Before industry restructuring and creation of ISO New England in the 1990s, New England saw little investment in transmission infrastructure. Over the past 20 years, the ISO’s continuous study and analysis of the transmission system has helped guide cooperative regional investment to fix weak spots and bottlenecks on the system that greatly improved its economic performance and maintained reliability of service. This investment has also enabled the interconnection of power plants with lower emissions, as well as the more efficient flow of low-cost power across the region.
Today, New England’s electricity consumers, who share transmission project costs, benefit from reduced risk of blackouts, lower wholesale energy costs, and less air pollution, all while the grid is being positioned to become greener and more flexible. Because of this investment, fewer projects for reliability purposes are expected going forward; transmission development will largely shift to projects needed to integrate renewable energy being procured by the states. (Learn more about ISO New England’s responsibility for power system planning.)
Based on the needs described in the ISO’s Regional System Plans, New England’s transmission owners have initiated projects reinforcing transmission-serving areas that have experienced significant load growth, such as northwestern Vermont. Projects have also been initiated in critical load pockets, such as Southwest Connecticut and Boston, allowing the import of power from other parts of the system. New interconnections with neighboring power systems also have been placed in service. Together, these interconnections enable the import of competitive and emergency supplies of electricity from New York and eastern Canada. The region met 17% of its energy needs with imported electricity in 2018.
As of the June 2019 Regional System Plan Project List, 801 project components had been placed in service and an additional 67 projects were anticipated over the next 10 years to ensure that electricity continues to move reliably and efficiently across the region.
Transmission system upgrades have contributed to striking decreases in congestion costs in the New England energy market and have, with the aid of low natural gas prices and other factors, helped drive down and mitigate “uplift” payments to run specific generators to meet local reliability needs. Additionally, since 2010, the ISO has not had to rely on special reliability contracts with older, less efficient generating resources in weak areas of the transmission system.
Additional investment in transmission infrastructure will be fundamental to meeting the states’ policy directives for renewable energy and to reliably decarbonizing millions of vehicles, households, and businesses.
Of the roughly 12,200 MW (nameplate) of wind power being proposed regionally (as of June 2019), about 10,000 MW would be offshore of Massachusetts, Rhode Island, and Connecticut, with most of the remaining 2,000 MW located onshore in Maine. (Historically, almost 70% of proposed new megawatts in the ISO Generator Interconnection Queue have ultimately withdrawn.) Read more about proposed new resources in the region.

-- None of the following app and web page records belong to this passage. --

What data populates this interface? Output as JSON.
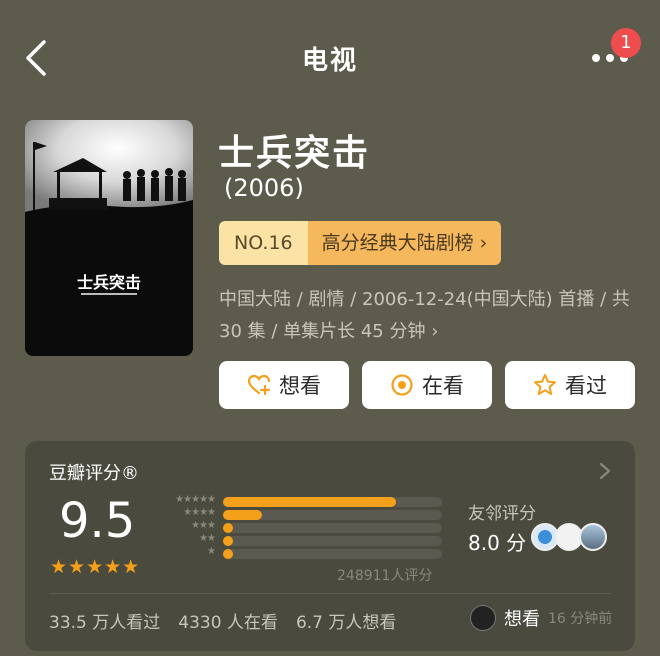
{
  "nav": {
    "title": "电视",
    "badge": "1"
  },
  "poster": {
    "overlay_title": "士兵突击"
  },
  "show": {
    "title": "士兵突击",
    "year": "(2006)",
    "rank_no": "NO.16",
    "rank_list": "高分经典大陆剧榜 ›",
    "meta_line1": "中国大陆 / 剧情 / 2006-12-24(中国大陆) 首播 / 共",
    "meta_line2": "30 集 / 单集片长 45 分钟 ›"
  },
  "actions": [
    {
      "label": "想看",
      "icon": "heart-plus-icon"
    },
    {
      "label": "在看",
      "icon": "target-icon"
    },
    {
      "label": "看过",
      "icon": "star-icon"
    }
  ],
  "rating": {
    "title": "豆瓣评分®",
    "score": "9.5",
    "stars": "★★★★★",
    "distribution": [
      {
        "stars": "★★★★★",
        "fraction": 0.79
      },
      {
        "stars": "★★★★",
        "fraction": 0.18
      },
      {
        "stars": "★★★",
        "fraction": 0.03
      },
      {
        "stars": "★★",
        "fraction": 0.02
      },
      {
        "stars": "★",
        "fraction": 0.02
      }
    ],
    "count": "248911人评分",
    "friend_label": "友邻评分",
    "friend_score": "8.0 分",
    "stats": [
      "33.5 万人看过",
      "4330 人在看",
      "6.7 万人想看"
    ],
    "recent_action": "想看",
    "recent_time": "16 分钟前"
  },
  "colors": {
    "accent": "#f4a01a",
    "background": "#5d5b4c",
    "card": "#4a4a3f",
    "badge": "#ef4d4d"
  }
}
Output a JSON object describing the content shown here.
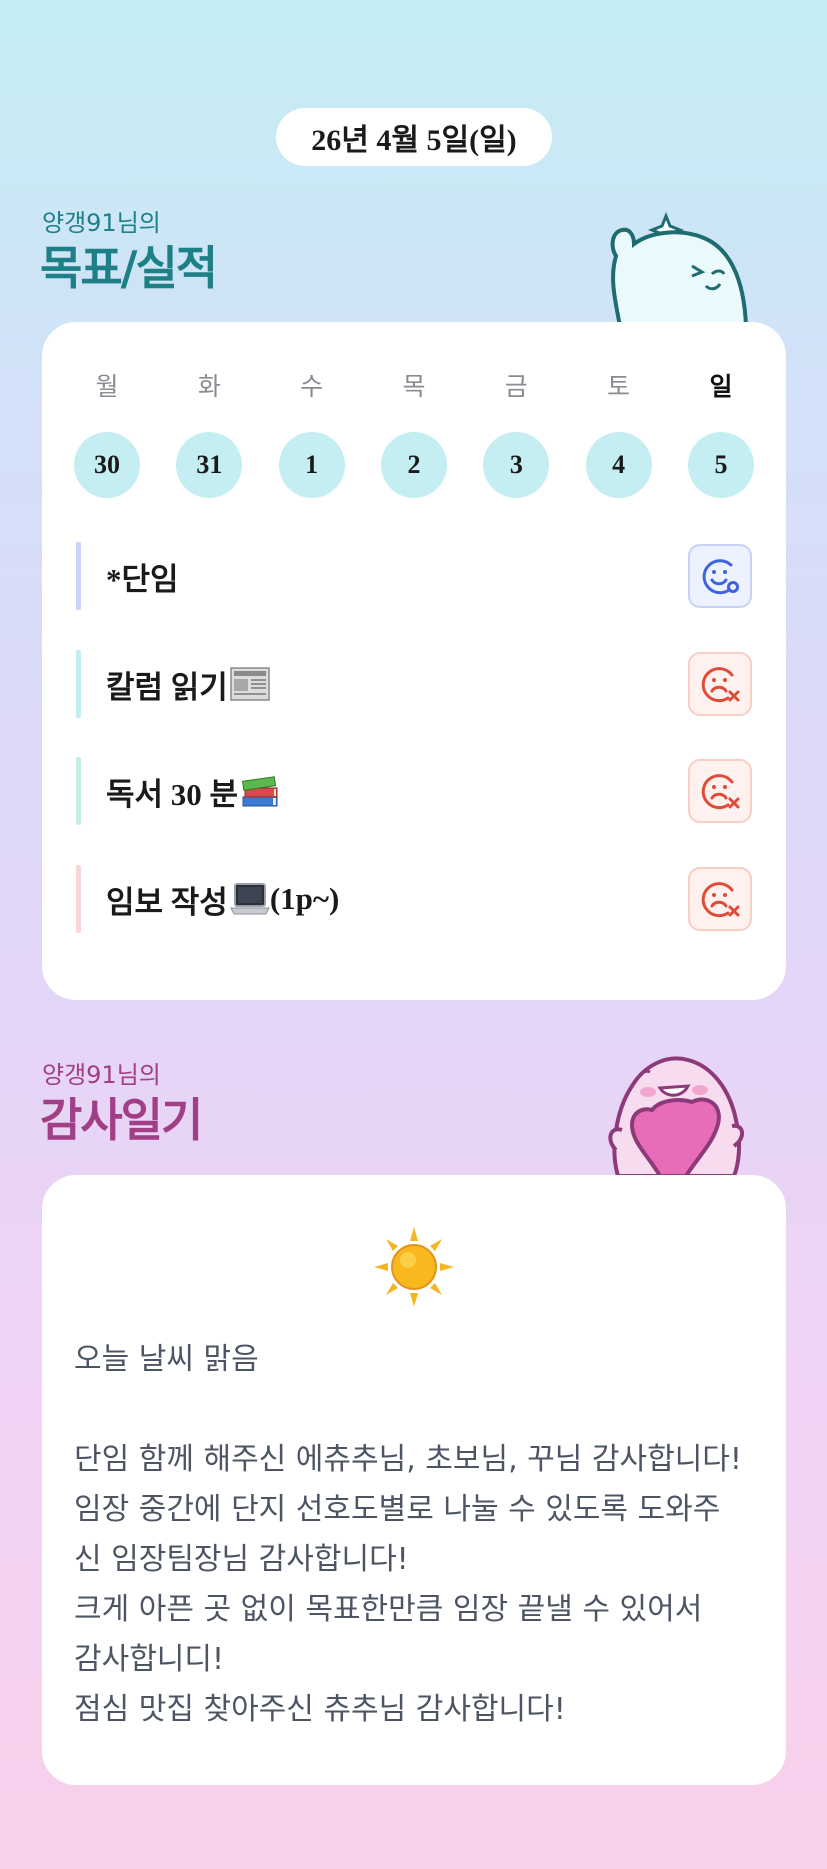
{
  "header": {
    "date": "26년 4월 5일(일)"
  },
  "goals_section": {
    "subtitle": "양갱91님의",
    "title": "목표/실적"
  },
  "week": [
    {
      "day": "월",
      "num": "30",
      "active": false
    },
    {
      "day": "화",
      "num": "31",
      "active": false
    },
    {
      "day": "수",
      "num": "1",
      "active": false
    },
    {
      "day": "목",
      "num": "2",
      "active": false
    },
    {
      "day": "금",
      "num": "3",
      "active": false
    },
    {
      "day": "토",
      "num": "4",
      "active": false
    },
    {
      "day": "일",
      "num": "5",
      "active": true
    }
  ],
  "goals": [
    {
      "text": "*단임",
      "emoji_icon": "",
      "suffix": "",
      "status": "done",
      "bar_color": "#c9d4f8"
    },
    {
      "text": "칼럼 읽기",
      "emoji_icon": "newspaper-icon",
      "suffix": "",
      "status": "fail",
      "bar_color": "#c2eef4"
    },
    {
      "text": "독서 30 분",
      "emoji_icon": "books-icon",
      "suffix": "",
      "status": "fail",
      "bar_color": "#c4eedd"
    },
    {
      "text": "임보 작성",
      "emoji_icon": "laptop-icon",
      "suffix": " (1p~)",
      "status": "fail",
      "bar_color": "#fbd6d6"
    }
  ],
  "diary_section": {
    "subtitle": "양갱91님의",
    "title": "감사일기",
    "weather_icon": "sun-icon",
    "body": "오늘 날씨 맑음\n\n단임 함께 해주신 에츄추님, 초보님, 꾸님 감사합니다!\n임장 중간에 단지 선호도별로 나눌 수 있도록 도와주\n신 임장팀장님 감사합니다!\n크게 아픈 곳 없이 목표한만큼 임장 끝낼 수 있어서\n감사합니디!\n점심 맛집 찾아주신 츄추님 감사합니다!"
  },
  "colors": {
    "goals_accent": "#1e7f86",
    "diary_accent": "#a13f86",
    "status_done": "#3d64e0",
    "status_fail": "#e04a38"
  }
}
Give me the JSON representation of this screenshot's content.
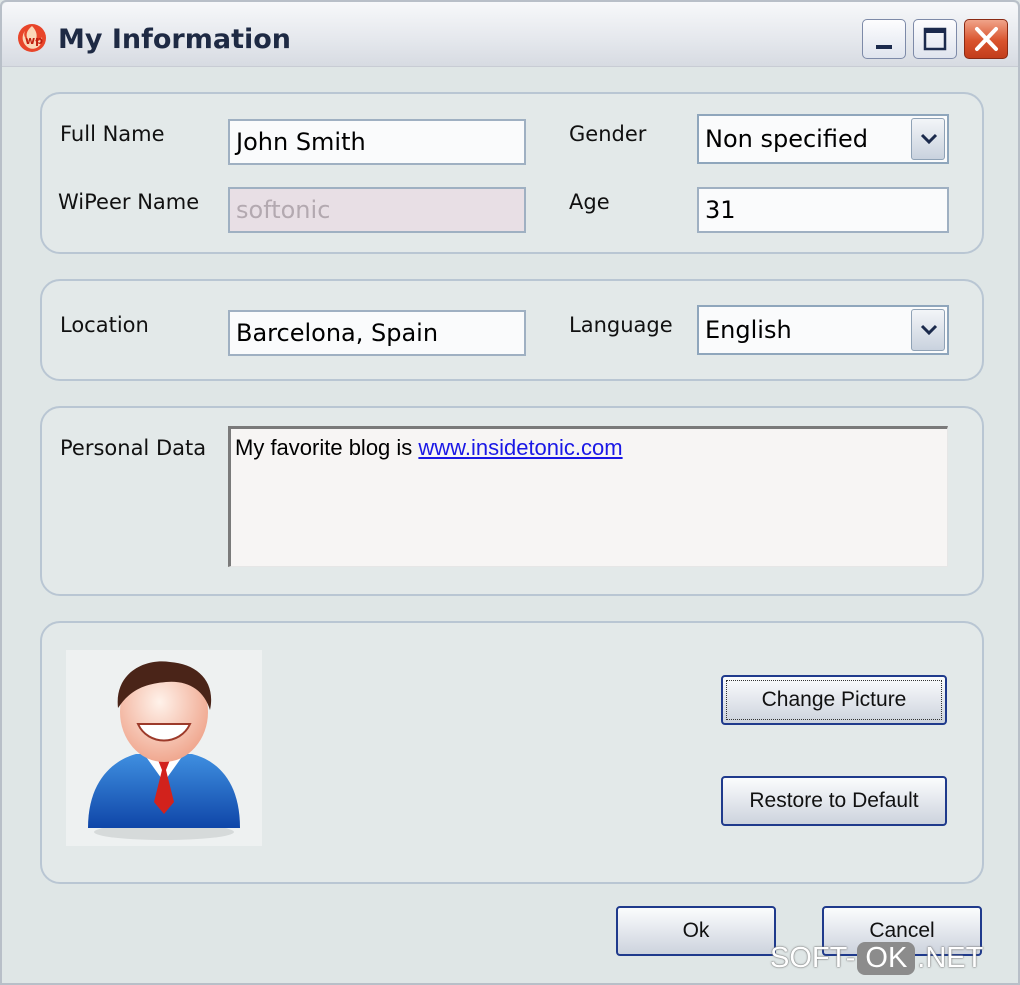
{
  "window": {
    "title": "My Information",
    "app_icon": "wipeer-logo-icon"
  },
  "profile": {
    "full_name_label": "Full Name",
    "full_name_value": "John Smith",
    "wipeer_name_label": "WiPeer Name",
    "wipeer_name_value": "softonic",
    "gender_label": "Gender",
    "gender_value": "Non specified",
    "age_label": "Age",
    "age_value": "31"
  },
  "location": {
    "location_label": "Location",
    "location_value": "Barcelona, Spain",
    "language_label": "Language",
    "language_value": "English"
  },
  "personal": {
    "label": "Personal Data",
    "text_prefix": "My favorite blog is ",
    "link_text": "www.insidetonic.com"
  },
  "picture": {
    "avatar_icon": "user-avatar-icon",
    "change_label": "Change Picture",
    "restore_label": "Restore to Default"
  },
  "footer": {
    "ok_label": "Ok",
    "cancel_label": "Cancel"
  },
  "watermark": {
    "part1": "SOFT-",
    "part2": "OK",
    "part3": ".NET"
  }
}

Because of the large distances from some of the proposed onshore wind power projects to the existing grid, major transmission system upgrades will be needed to deliver more of this power from these remote, weaker areas of the system to far-away consumers. Proposed offshore wind projects closer to New England load centers may require fewer upgrades to the existing grid, but building wind turbines offshore is typically more costly than placing them on land.
In 2015, the ISO improved its interconnection study process for elective transmission upgrades (i.e. not reliability-driven upgrades) and introduced new rules that ensure that renewable resources are able to deliver capacity and energy into the wholesale electricity markets. ETUs are transmission lines funded by private parties—not through regional cost-sharing. While not necessary from a reliability standpoint, they can help enhance generator deliverability or facilitate the integration of renewable resources, such as remote wind resources, by enhancing portions of the grid.
Today, private developers are competing in state procurements to build transmission projects that would enable the delivery of thousands of megawatts of clean energy, mostly from wind resources in northern Maine and hydro resources in Canada (not all proposed wind projects in New England would be delivered through ETUs). As of June 2019, 15 ETUs were proposed to be built over the next four to eight years. State procurement programs will be major deciders of which projects will move forward. Coordination of energy policy among multiple states is challenging, particularly when infrastructure needs to be built across multiple states.
In 2017, the ISO implemented a new “clustering” methodology that enables interconnection requests from multiple generators and ETUs in the same area to be studied together. This is helping to advance the requests in northern and western Maine where thousands of megawatts of proposed new resources, mostly wind, are seeking to interconnect to the regional grid. It may also help generators save on interconnection costs. The first cluster of resources is proceeding through the interconnection study process on the basis of these new rules.
Read more about the ISO’s responsibility for long-term transmission system planning on the Power System Planning page.